The crisis reached its peak when the Supreme Court unanimously ruled in United States v. Nixon (1974) that Nixon must release the tape recordings. These tapes included the now-infamous "smoking gun" tape, which revealed that Nixon had been involved in the Watergate cover-up from the beginning. Faced with certain impeachment by the House of Representatives and the likelihood of conviction in the Senate, Nixon announced his resignation on August 8, 1974, marking the first and only time a U.S. president has resigned from office.

The Watergate Scandal had profound and lasting effects on American politics and governance. In its aftermath, Congress passed a series of reforms to increase transparency in government and curb the powers of the presidency. The Freedom of Information Act was strengthened, campaign financing laws were reformed, and new guidelines were established for the FBI and CIA.

Public trust in government suffered a severe blow, and the scandal left a lasting legacy of skepticism toward political leaders. The term "Watergate" itself has become synonymous with political scandal, leading to the suffix "-gate" being attached to subsequent political controversies.

The aftermath of the scandal also saw the conviction and incarceration of several Nixon administration officials, bringing to light the crucial importance of the rule of law and ethical governance. The role of the media in uncovering the scandal underscored the vital function of a free press in a democratic society.

Watergate also had a significant impact on the American legal system, particularly in the realm of public interest law. It sparked an increased emphasis on legal ethics and the responsibility of lawyers in public life. The scandal led to a greater awareness of the need for ethical conduct in public office and prompted significant changes in professional standards for attorneys.

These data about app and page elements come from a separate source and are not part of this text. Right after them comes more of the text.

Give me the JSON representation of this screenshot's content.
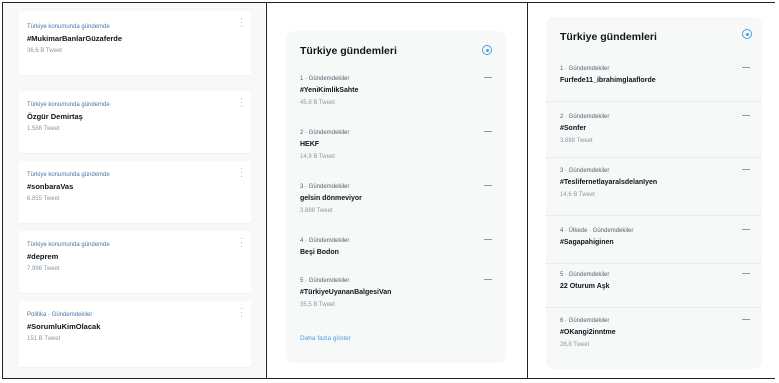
{
  "panel1": {
    "cards": [
      {
        "context": "Türkiye konumunda gündemde",
        "topic": "#MukimarBanlarGüzaferde",
        "count": "36,6 B Tweet"
      },
      {
        "context": "Türkiye konumunda gündemde",
        "topic": "Özgür Demirtaş",
        "count": "1.588 Tweet"
      },
      {
        "context": "Türkiye konumunda gündemde",
        "topic": "#sonbaraVas",
        "count": "6.855 Tweet"
      },
      {
        "context": "Türkiye konumunda gündemde",
        "topic": "#deprem",
        "count": "7.986 Tweet"
      },
      {
        "context": "Politika · Gündemdekiler",
        "topic": "#SorumluKimOlacak",
        "count": "151 B Tweet"
      }
    ]
  },
  "panel2": {
    "header": "Türkiye gündemleri",
    "items": [
      {
        "context": "1 · Gündemdekiler",
        "topic": "#YeniKimlikSahte",
        "count": "45,8 B Tweet"
      },
      {
        "context": "2 · Gündemdekiler",
        "topic": "HEKF",
        "count": "14,8 B Tweet"
      },
      {
        "context": "3 · Gündemdekiler",
        "topic": "gelsin dönmeviyor",
        "count": "3.888 Tweet"
      },
      {
        "context": "4 · Gündemdekiler",
        "topic": "Beşi Bodon",
        "count": ""
      },
      {
        "context": "5 · Gündemdekiler",
        "topic": "#TürkiyeUyananBalgesiVan",
        "count": "35,5 B Tweet"
      }
    ],
    "show_more": "Daha fazla göster"
  },
  "panel3": {
    "header": "Türkiye gündemleri",
    "items": [
      {
        "context": "1 · Gündemdekiler",
        "topic": "Furfede11_ibrahimglaaflorde",
        "count": ""
      },
      {
        "context": "2 · Gündemdekiler",
        "topic": "#Sonfer",
        "count": "3.888 Tweet"
      },
      {
        "context": "3 · Gündemdekiler",
        "topic": "#TeslifernetlayaralsdelanIyen",
        "count": "14,6 B Tweet"
      },
      {
        "context": "4 · Ülkede · Gündemdekiler",
        "topic": "#Sagapahiginen",
        "count": ""
      },
      {
        "context": "5 · Gündemdekiler",
        "topic": "22 Oturum Aşk",
        "count": ""
      },
      {
        "context": "6 · Gündemdekiler",
        "topic": "#OKangi2inntme",
        "count": "28,8 Tweet"
      }
    ]
  },
  "colors": {
    "accent": "#4a9ee8",
    "panel_bg": "#f7f9f9",
    "muted_text": "#536471"
  }
}
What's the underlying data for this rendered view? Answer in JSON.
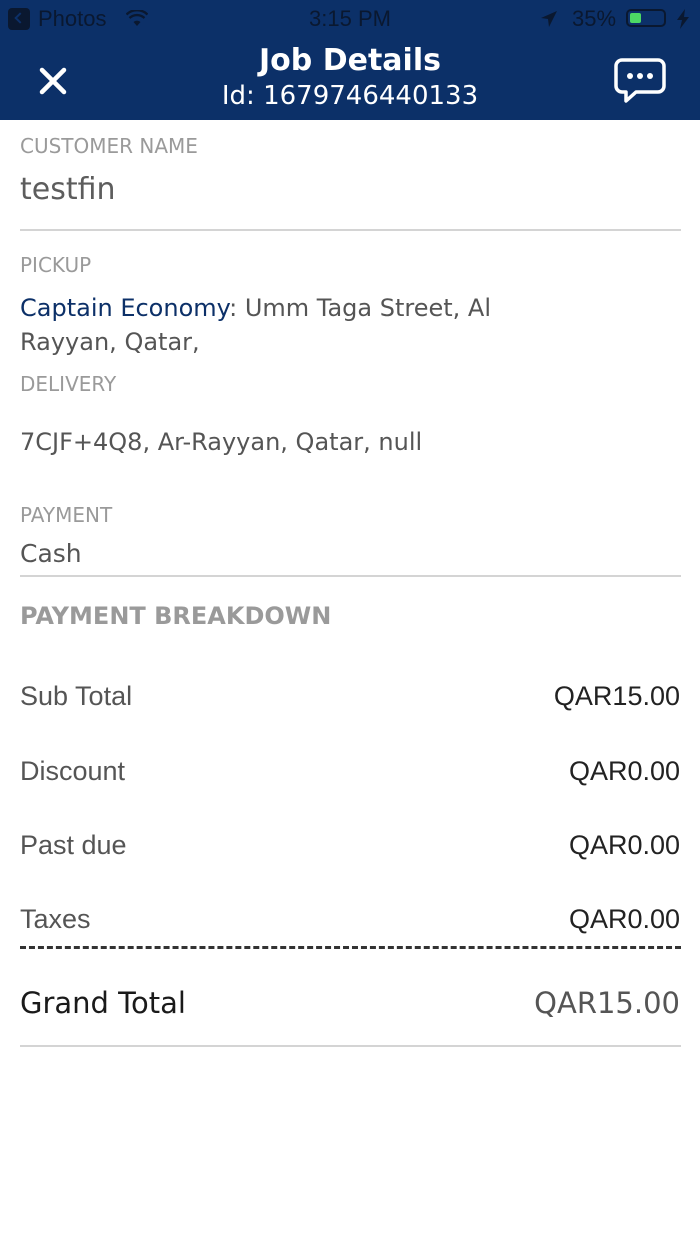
{
  "status_bar": {
    "app": "Photos",
    "time": "3:15 PM",
    "battery": "35%",
    "battery_level": 0.35
  },
  "header": {
    "title": "Job Details",
    "subtitle": "Id: 1679746440133",
    "close_icon": "close-icon",
    "chat_icon": "chat-bubble-icon",
    "background": "#0c3068"
  },
  "customer": {
    "label": "CUSTOMER NAME",
    "value": "testfin"
  },
  "pickup": {
    "label": "PICKUP",
    "name": "Captain Economy",
    "address": ": Umm Taga Street, Al Rayyan, Qatar,"
  },
  "delivery": {
    "label": "DELIVERY",
    "value": "7CJF+4Q8, Ar-Rayyan, Qatar, null"
  },
  "payment": {
    "label": "PAYMENT",
    "value": "Cash"
  },
  "breakdown": {
    "heading": "PAYMENT BREAKDOWN",
    "rows": [
      {
        "label": "Sub Total",
        "value": "QAR15.00"
      },
      {
        "label": "Discount",
        "value": "QAR0.00"
      },
      {
        "label": "Past due",
        "value": "QAR0.00"
      },
      {
        "label": "Taxes",
        "value": "QAR0.00"
      }
    ],
    "grand_label": "Grand Total",
    "grand_value": "QAR15.00"
  }
}
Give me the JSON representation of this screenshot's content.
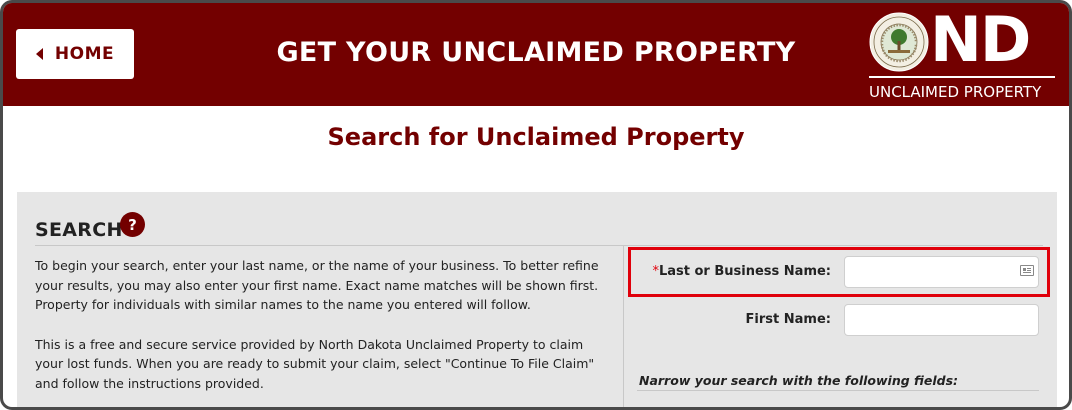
{
  "header": {
    "home_label": "HOME",
    "title": "GET YOUR UNCLAIMED PROPERTY",
    "logo_letters": "ND",
    "logo_subtitle": "UNCLAIMED PROPERTY",
    "seal_text": "GREAT SEAL · STATE OF NORTH DAKOTA",
    "brand_color": "#730000"
  },
  "page": {
    "heading": "Search for Unclaimed Property"
  },
  "search": {
    "title": "SEARCH",
    "help_icon": "?",
    "intro_paragraph_1": "To begin your search, enter your last name, or the name of your business. To better refine your results, you may also enter your first name. Exact name matches will be shown first. Property for individuals with similar names to the name you entered will follow.",
    "intro_paragraph_2": "This is a free and secure service provided by North Dakota Unclaimed Property to claim your lost funds. When you are ready to submit your claim, select \"Continue To File Claim\" and follow the instructions provided.",
    "required_mark": "*",
    "last_name_label": "Last or Business Name:",
    "last_name_value": "",
    "first_name_label": "First Name:",
    "first_name_value": "",
    "narrow_label": "Narrow your search with the following fields:",
    "highlight_color": "#e0000b"
  }
}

In conclusion, the Watergate Scandal was more than just a political crisis; it was a pivotal moment in U.S. history that reshaped the nation’s political landscape. It underscored the importance of transparency, accountability, and the rule of law in democratic governance. The lessons of Watergate continue to resonate, reminding us of the delicate balance between power and responsibility in the highest echelons of government. The scandal serves as a powerful reminder of the need for vigilance and integrity in public life, principles that remain as relevant today as they were in the early 1970s.